Empowering Your Neurodivergent Workforce in 2024 

Two neurodivergent WISE employees speak out about their conditions, and how important it is for employers to have an inclusive workforce in 2024…

Around 20% of people in the UK are neurodivergent, and any organisation of a fair size is likely to have neurodiversity within their workforce. While inclusivity is an ongoing task for any employer, a large (and increasing) part of this is awareness, education and support with one of the UK’s fastest growing neuro-conditions. 

What is neurodiversity?

The term itself refers to an umbrella condition in which people interact, think and perceive the world around them in a different way to others. The term literally refers to ‘diversity in the brain’. 

Some of the conditions which are common among those who describe themselves as neurodivergent include Autism, ADHD, Dyslexia, Dyspraxia, or Acquired Neurodiversity, which may develop as a result of another health condition. 

Though it’s generally considered a disability, people with a neurodivergent brain have been known to possess higher-than-average skills in terms of memory, creativity and lateral thinking. 

Neurodiversity & an Inclusive Workforce 

While it’s important for your organisation to be inclusive, it’s also worth pointing out ‘neurodiverse employees have many skills and tendencies that are less common among neurotypicals.

They may, for example, possess a sustained attention to detail, stronger than average strategic analysis, and have an advantage when it comes to things like remembering numbers and facts. 

Regardless, neurodiversity still carries with it something of a stigma, not to mention a clear gender disparity when it comes to getting a diagnosis.

One of our neurodivergent WISE employees said: “There is still a lot of stigma/ misunderstanding out there surrounding Neurodivergence. But I work for an employer which prides itself on inclusivity, and I have been fortunate enough to talk openly about it. 

Being open about being neurodivergent means you get to be yourself, and helps to support/enable a safe working environment.”
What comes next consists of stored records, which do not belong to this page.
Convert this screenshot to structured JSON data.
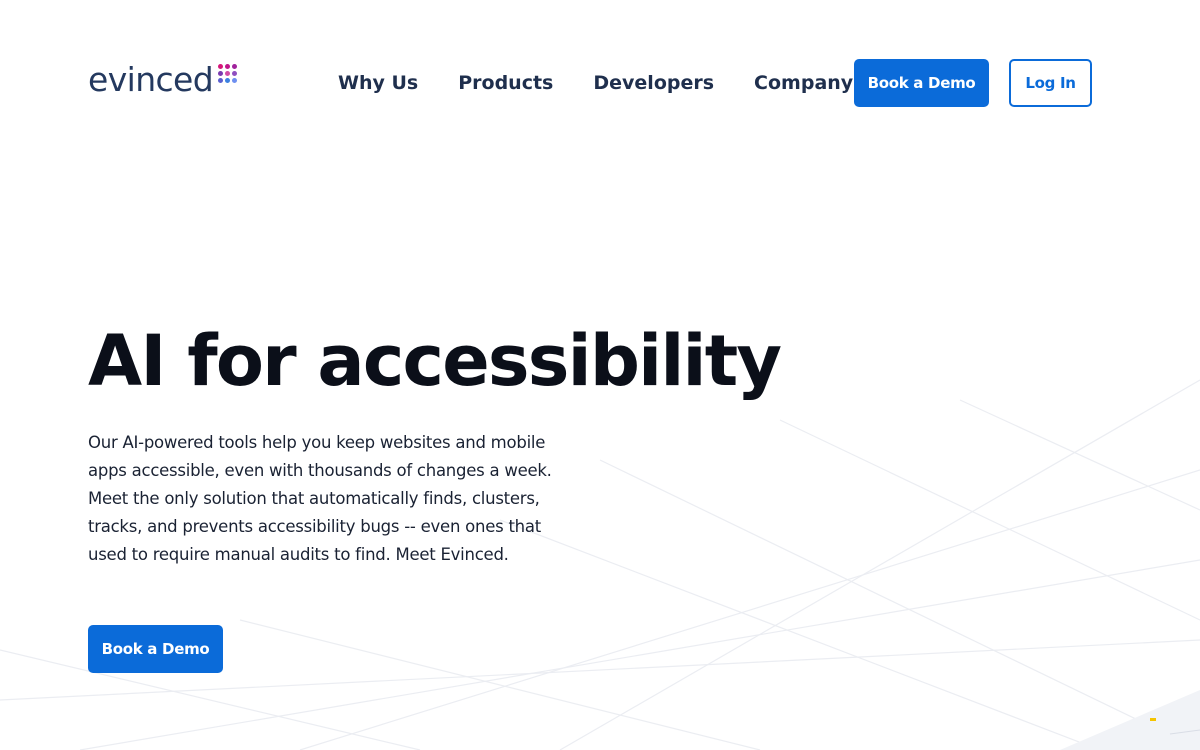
{
  "brand": {
    "logo_text": "evinced",
    "accent_color": "#0b6bd9",
    "logo_dots": [
      "#d6177a",
      "#c0168b",
      "#a0229c",
      "#7b3bb0",
      "#d14da6",
      "#8f4fc0",
      "#5a5fd0",
      "#3b80e0",
      "#6e8ff0"
    ]
  },
  "nav": {
    "items": [
      "Why Us",
      "Products",
      "Developers",
      "Company"
    ],
    "book_demo_label": "Book a Demo",
    "login_label": "Log In"
  },
  "hero": {
    "title": "AI for accessibility",
    "description": "Our AI-powered tools help you keep websites and mobile apps accessible, even with thousands of changes a week. Meet the only solution that automatically finds, clusters, tracks, and prevents accessibility bugs -- even ones that used to require manual audits to find. Meet Evinced.",
    "cta_label": "Book a Demo"
  }
}
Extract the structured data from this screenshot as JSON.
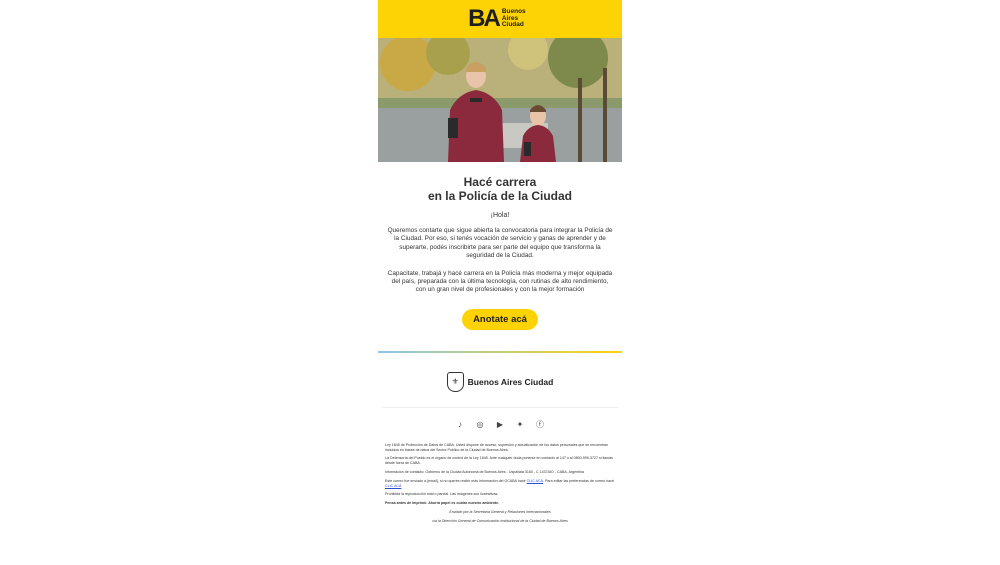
{
  "brand": {
    "logo_mark": "BA",
    "logo_text": "Buenos Aires Ciudad",
    "yellow": "#fdd306"
  },
  "title": {
    "line1": "Hacé carrera",
    "line2": "en la Policía de la Ciudad"
  },
  "greeting": "¡Hola!",
  "paragraph1": "Queremos contarte que sigue abierta la convocatoria para integrar la Policía de la Ciudad. Por eso, si tenés vocación de servicio y ganas de aprender y de superarte, podés inscribirte para ser parte del equipo que transforma la seguridad de la Ciudad.",
  "paragraph2": "Capacitate, trabajá y hacé carrera en la Policía más moderna y mejor equipada del país, preparada con la última tecnología, con rutinas de alto rendimiento, con un gran nivel de profesionales y con la mejor formación",
  "cta": {
    "label": "Anotate acá"
  },
  "footer": {
    "logo_text": "Buenos Aires Ciudad",
    "social_icons": [
      "tiktok-icon",
      "instagram-icon",
      "youtube-icon",
      "twitter-icon",
      "facebook-icon"
    ]
  },
  "legal": {
    "p1": "Ley 1845 de Protección de Datos de CABA. Usted dispone de acceso, supresión y actualización de los datos personales que se encuentran incluidos en bases de datos del Sector Público de la Ciudad de Buenos Aires.",
    "p2": "La Defensoría del Pueblo es el órgano de control de la Ley 1845. Ante cualquier duda ponerse en contacto al 147 o al 0800-999-3727 si llamás desde fuera de CABA.",
    "p3": "Información de contacto: Gobierno de la Ciudad Autónoma de Buenos Aires - Uspallata 3160 - C 1437AIO - CABA, Argentina",
    "p4_text": "Este correo fue enviado a {email}, si no querés recibir más información del GCABA hacé",
    "p4_link1": "CLIC ACÁ",
    "p4_mid": ". Para editar las preferencias de correo hacé",
    "p4_link2": "CLIC ACÁ",
    "p5": "Prohibida la reproducción total o parcial. Las imágenes son ilustrativas.",
    "p6": "Pensá antes de imprimir. Ahorrá papel es cuidar nuestro ambiente.",
    "p7a": "Enviado por la Secretaría General y Relaciones Internacionales",
    "p7b": "vía la Dirección General de Comunicación Institucional de la Ciudad de Buenos Aires"
  }
}
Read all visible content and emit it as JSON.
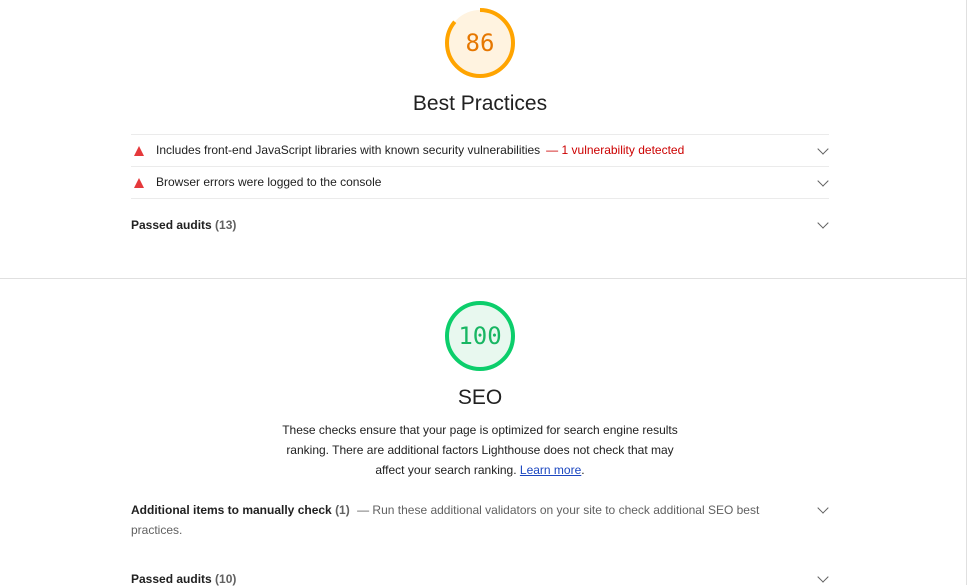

She added: “I think it’s important for organisations to have a simple and accessible policy in place for employees – to communicate their needs and any special requirements. A one-size-doesn’t-fit-all approach really, in which employers work with the individual to support them in a way that works for them. 

“Accommodations aren’t always big things; they can be simple and quite minor but make a huge difference to the individual’s day to day.”

“It’s who I am”

Another WISE employee, Hannah Hawksworth, described how she “used to hide” her Dyslexia, but now feels comfortable in an inclusive and supportive working environment. 

She said: “I’m actually good at writing but not spelling.  I think that’s a real misconception of dyslexia. People see your mistakes and assume you’re not smart, or not capable, but it’s just not the case, and it can be stigmatised. 

She added: “I used to hide it but now I’m open about it because it’s just who I am, and I feel supported and able to be myself at WISE. This hadn’t always been the case at other companies. It just goes to show what a difference an inclusive employer can make.”

Top Tips on supporting your neurodivergent employees 

  • Educate yourself on the stats. While it may be that 15% of the population is neurodivergent, it doesn’t mean 15% of your workforce is. But it’s reasonable to expect a similar percentage. 
  • Learn about the different types of neurodivergent conditions, and use that knowledge to adjust your workplace accordingly. 
  • Be willing to make changes. Be it flexible working hours, altered working environments, or longer deadlines.
  • Encourage open discussion within your workplace – ask your employees how you might be able to help on a day-to-day basis. 

Neurodiversity Celebration Week 2024

Neurodiversity Celebration Week 2024 takes place between Monday 18 March until Sunday 24 March.

Siena Castellon, the founder of the campaign, said: “I founded Neurodiversity Celebration Week in 2018 because I wanted to change the way learning differences are perceived. 

“As a teenager who is autistic and has ADHD, dyslexia, and dyspraxia, my experience has been that people often focus on the challenges of neurological diversity. 

“I wanted to change the narrative and create a balanced view which focuses equally on our talents and strengths.”

The WISE Way

Major STEM organisations from all over the UK are using WISE to improve their gender balance, and become a more inclusive workplace.

Find out more about how you can get involved here.

See existing WISE members here.